## Try it:
Reproduce all records below exactly.

## Data shown:
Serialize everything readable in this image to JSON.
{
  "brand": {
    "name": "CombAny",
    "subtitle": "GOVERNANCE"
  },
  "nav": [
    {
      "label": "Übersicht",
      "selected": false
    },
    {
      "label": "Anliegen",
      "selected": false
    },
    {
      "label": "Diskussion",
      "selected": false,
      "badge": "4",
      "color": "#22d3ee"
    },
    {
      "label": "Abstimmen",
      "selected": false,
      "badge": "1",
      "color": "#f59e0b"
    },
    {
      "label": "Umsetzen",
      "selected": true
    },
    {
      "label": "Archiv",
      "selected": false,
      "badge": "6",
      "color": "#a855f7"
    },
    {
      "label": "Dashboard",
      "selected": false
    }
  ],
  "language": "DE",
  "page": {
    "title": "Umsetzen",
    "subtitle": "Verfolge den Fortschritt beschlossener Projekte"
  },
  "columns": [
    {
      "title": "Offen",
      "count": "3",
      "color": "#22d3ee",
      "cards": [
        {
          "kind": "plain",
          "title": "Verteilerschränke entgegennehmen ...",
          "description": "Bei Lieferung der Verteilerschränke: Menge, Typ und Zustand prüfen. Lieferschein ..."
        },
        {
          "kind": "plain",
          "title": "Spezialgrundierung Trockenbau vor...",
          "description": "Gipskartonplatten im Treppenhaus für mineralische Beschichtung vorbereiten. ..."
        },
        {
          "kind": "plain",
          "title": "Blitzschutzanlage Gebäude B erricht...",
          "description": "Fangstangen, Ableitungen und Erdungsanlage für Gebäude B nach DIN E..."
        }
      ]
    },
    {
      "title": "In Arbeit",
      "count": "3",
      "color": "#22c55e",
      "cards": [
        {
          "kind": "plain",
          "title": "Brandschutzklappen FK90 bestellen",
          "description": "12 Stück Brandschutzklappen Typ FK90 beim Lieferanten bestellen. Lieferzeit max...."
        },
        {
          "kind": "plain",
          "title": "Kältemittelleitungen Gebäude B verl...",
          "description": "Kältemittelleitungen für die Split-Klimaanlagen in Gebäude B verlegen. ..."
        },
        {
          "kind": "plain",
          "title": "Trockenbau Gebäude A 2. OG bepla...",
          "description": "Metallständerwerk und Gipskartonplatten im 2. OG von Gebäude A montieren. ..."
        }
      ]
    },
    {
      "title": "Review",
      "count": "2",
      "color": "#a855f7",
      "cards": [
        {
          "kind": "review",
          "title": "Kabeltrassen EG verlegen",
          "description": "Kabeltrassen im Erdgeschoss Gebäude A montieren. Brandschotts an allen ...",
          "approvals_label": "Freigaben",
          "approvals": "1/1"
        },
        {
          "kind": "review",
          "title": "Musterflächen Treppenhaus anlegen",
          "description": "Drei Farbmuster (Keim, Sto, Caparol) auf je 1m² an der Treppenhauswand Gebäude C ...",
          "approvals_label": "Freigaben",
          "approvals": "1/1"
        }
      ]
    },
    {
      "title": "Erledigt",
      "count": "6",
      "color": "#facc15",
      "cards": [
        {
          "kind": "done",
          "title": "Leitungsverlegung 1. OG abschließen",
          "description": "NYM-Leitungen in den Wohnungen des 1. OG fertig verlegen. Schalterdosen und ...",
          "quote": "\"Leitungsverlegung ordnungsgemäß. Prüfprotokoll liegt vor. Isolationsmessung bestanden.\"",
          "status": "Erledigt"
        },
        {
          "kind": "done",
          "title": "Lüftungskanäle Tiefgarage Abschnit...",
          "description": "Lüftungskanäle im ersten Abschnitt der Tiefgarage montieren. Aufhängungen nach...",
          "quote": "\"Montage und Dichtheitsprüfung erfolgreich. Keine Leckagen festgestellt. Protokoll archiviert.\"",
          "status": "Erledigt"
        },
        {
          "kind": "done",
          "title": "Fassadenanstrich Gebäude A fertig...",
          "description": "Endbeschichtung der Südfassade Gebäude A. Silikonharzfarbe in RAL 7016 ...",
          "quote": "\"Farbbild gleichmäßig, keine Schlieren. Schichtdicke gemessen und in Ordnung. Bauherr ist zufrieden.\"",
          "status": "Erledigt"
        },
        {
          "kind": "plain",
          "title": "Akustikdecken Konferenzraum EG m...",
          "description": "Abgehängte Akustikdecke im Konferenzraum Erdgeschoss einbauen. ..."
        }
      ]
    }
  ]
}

## Reply to the exercise:
Serialize everything readable in this image to JSON.
{
  "brand": {
    "name": "CombAny",
    "subtitle": "GOVERNANCE"
  },
  "nav": [
    {
      "label": "Übersicht",
      "selected": false
    },
    {
      "label": "Anliegen",
      "selected": false
    },
    {
      "label": "Diskussion",
      "selected": false,
      "badge": "4",
      "color": "#22d3ee"
    },
    {
      "label": "Abstimmen",
      "selected": false,
      "badge": "1",
      "color": "#f59e0b"
    },
    {
      "label": "Umsetzen",
      "selected": true
    },
    {
      "label": "Archiv",
      "selected": false,
      "badge": "6",
      "color": "#a855f7"
    },
    {
      "label": "Dashboard",
      "selected": false
    }
  ],
  "language": "DE",
  "page": {
    "title": "Umsetzen",
    "subtitle": "Verfolge den Fortschritt beschlossener Projekte"
  },
  "columns": [
    {
      "title": "Offen",
      "count": "3",
      "color": "#22d3ee",
      "cards": [
        {
          "kind": "plain",
          "title": "Verteilerschränke entgegennehmen ...",
          "description": "Bei Lieferung der Verteilerschränke: Menge, Typ und Zustand prüfen. Lieferschein ..."
        },
        {
          "kind": "plain",
          "title": "Spezialgrundierung Trockenbau vor...",
          "description": "Gipskartonplatten im Treppenhaus für mineralische Beschichtung vorbereiten. ..."
        },
        {
          "kind": "plain",
          "title": "Blitzschutzanlage Gebäude B erricht...",
          "description": "Fangstangen, Ableitungen und Erdungsanlage für Gebäude B nach DIN E..."
        }
      ]
    },
    {
      "title": "In Arbeit",
      "count": "3",
      "color": "#22c55e",
      "cards": [
        {
          "kind": "plain",
          "title": "Brandschutzklappen FK90 bestellen",
          "description": "12 Stück Brandschutzklappen Typ FK90 beim Lieferanten bestellen. Lieferzeit max...."
        },
        {
          "kind": "plain",
          "title": "Kältemittelleitungen Gebäude B verl...",
          "description": "Kältemittelleitungen für die Split-Klimaanlagen in Gebäude B verlegen. ..."
        },
        {
          "kind": "plain",
          "title": "Trockenbau Gebäude A 2. OG bepla...",
          "description": "Metallständerwerk und Gipskartonplatten im 2. OG von Gebäude A montieren. ..."
        }
      ]
    },
    {
      "title": "Review",
      "count": "2",
      "color": "#a855f7",
      "cards": [
        {
          "kind": "review",
          "title": "Kabeltrassen EG verlegen",
          "description": "Kabeltrassen im Erdgeschoss Gebäude A montieren. Brandschotts an allen ...",
          "approvals_label": "Freigaben",
          "approvals": "1/1"
        },
        {
          "kind": "review",
          "title": "Musterflächen Treppenhaus anlegen",
          "description": "Drei Farbmuster (Keim, Sto, Caparol) auf je 1m² an der Treppenhauswand Gebäude C ...",
          "approvals_label": "Freigaben",
          "approvals": "1/1"
        }
      ]
    },
    {
      "title": "Erledigt",
      "count": "6",
      "color": "#facc15",
      "cards": [
        {
          "kind": "done",
          "title": "Leitungsverlegung 1. OG abschließen",
          "description": "NYM-Leitungen in den Wohnungen des 1. OG fertig verlegen. Schalterdosen und ...",
          "quote": "\"Leitungsverlegung ordnungsgemäß. Prüfprotokoll liegt vor. Isolationsmessung bestanden.\"",
          "status": "Erledigt"
        },
        {
          "kind": "done",
          "title": "Lüftungskanäle Tiefgarage Abschnit...",
          "description": "Lüftungskanäle im ersten Abschnitt der Tiefgarage montieren. Aufhängungen nach...",
          "quote": "\"Montage und Dichtheitsprüfung erfolgreich. Keine Leckagen festgestellt. Protokoll archiviert.\"",
          "status": "Erledigt"
        },
        {
          "kind": "done",
          "title": "Fassadenanstrich Gebäude A fertig...",
          "description": "Endbeschichtung der Südfassade Gebäude A. Silikonharzfarbe in RAL 7016 ...",
          "quote": "\"Farbbild gleichmäßig, keine Schlieren. Schichtdicke gemessen und in Ordnung. Bauherr ist zufrieden.\"",
          "status": "Erledigt"
        },
        {
          "kind": "plain",
          "title": "Akustikdecken Konferenzraum EG m...",
          "description": "Abgehängte Akustikdecke im Konferenzraum Erdgeschoss einbauen. ..."
        }
      ]
    }
  ]
}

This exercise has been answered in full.